* _Exercise directions_
Return only those lines of the records below in which "JSON" appears.

[[ Supplied data, beginning ]]

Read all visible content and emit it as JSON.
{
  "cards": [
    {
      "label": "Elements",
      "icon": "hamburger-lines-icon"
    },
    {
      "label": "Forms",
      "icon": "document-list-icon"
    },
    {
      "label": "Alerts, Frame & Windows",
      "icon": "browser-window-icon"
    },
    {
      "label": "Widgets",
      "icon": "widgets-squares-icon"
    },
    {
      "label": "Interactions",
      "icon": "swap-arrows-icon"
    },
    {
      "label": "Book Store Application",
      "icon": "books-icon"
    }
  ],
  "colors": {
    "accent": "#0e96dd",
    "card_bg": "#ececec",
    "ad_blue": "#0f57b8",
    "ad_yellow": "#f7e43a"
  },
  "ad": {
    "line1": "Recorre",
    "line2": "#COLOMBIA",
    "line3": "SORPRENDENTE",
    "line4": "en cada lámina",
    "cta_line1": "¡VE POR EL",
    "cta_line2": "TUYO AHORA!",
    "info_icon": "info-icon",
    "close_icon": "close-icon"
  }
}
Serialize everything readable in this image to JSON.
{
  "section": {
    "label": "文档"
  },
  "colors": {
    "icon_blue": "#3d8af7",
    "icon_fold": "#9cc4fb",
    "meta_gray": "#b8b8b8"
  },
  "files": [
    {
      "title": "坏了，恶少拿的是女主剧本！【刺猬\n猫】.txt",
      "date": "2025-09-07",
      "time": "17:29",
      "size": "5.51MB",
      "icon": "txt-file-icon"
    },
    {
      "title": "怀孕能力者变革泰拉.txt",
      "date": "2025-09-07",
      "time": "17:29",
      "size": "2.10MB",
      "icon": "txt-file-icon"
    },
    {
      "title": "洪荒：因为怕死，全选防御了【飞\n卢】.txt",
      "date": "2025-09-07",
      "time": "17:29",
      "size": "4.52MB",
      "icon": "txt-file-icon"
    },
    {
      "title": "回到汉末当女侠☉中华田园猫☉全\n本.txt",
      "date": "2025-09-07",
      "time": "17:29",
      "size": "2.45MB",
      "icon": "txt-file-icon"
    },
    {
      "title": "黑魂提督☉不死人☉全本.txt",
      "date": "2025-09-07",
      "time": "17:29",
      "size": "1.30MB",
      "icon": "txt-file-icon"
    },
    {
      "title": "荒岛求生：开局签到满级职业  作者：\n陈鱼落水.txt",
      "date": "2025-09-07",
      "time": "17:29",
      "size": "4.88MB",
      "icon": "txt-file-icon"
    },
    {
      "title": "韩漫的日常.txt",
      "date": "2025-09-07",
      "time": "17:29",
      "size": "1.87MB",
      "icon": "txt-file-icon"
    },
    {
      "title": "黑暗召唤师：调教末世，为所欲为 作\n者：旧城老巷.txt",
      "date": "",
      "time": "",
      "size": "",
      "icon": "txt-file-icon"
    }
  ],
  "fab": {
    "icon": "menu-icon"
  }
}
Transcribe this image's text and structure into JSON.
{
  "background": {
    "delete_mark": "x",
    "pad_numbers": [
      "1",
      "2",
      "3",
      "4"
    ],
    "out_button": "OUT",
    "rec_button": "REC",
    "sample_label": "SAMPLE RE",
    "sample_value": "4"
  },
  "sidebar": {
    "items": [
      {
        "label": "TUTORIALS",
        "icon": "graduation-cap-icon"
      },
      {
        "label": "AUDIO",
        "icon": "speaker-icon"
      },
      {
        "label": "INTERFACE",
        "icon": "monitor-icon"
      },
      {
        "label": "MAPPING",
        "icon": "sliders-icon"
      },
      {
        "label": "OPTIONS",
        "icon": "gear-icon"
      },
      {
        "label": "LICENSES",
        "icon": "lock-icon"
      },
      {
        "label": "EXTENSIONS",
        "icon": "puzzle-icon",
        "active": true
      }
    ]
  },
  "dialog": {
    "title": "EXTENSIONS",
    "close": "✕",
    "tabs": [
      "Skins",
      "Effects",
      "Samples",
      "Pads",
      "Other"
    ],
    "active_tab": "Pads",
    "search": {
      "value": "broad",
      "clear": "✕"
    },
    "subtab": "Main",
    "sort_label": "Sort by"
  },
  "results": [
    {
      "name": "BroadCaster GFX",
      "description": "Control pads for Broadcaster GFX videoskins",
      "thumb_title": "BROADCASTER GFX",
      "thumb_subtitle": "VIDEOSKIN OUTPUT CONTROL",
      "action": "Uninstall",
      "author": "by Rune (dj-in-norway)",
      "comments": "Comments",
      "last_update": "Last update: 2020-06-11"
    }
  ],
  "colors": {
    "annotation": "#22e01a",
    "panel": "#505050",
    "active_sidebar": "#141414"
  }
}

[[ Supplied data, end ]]

* _Reply to the task_
Read all visible content and emit it as JSON.
Serialize everything readable in this image to JSON.
Transcribe this image's text and structure into JSON.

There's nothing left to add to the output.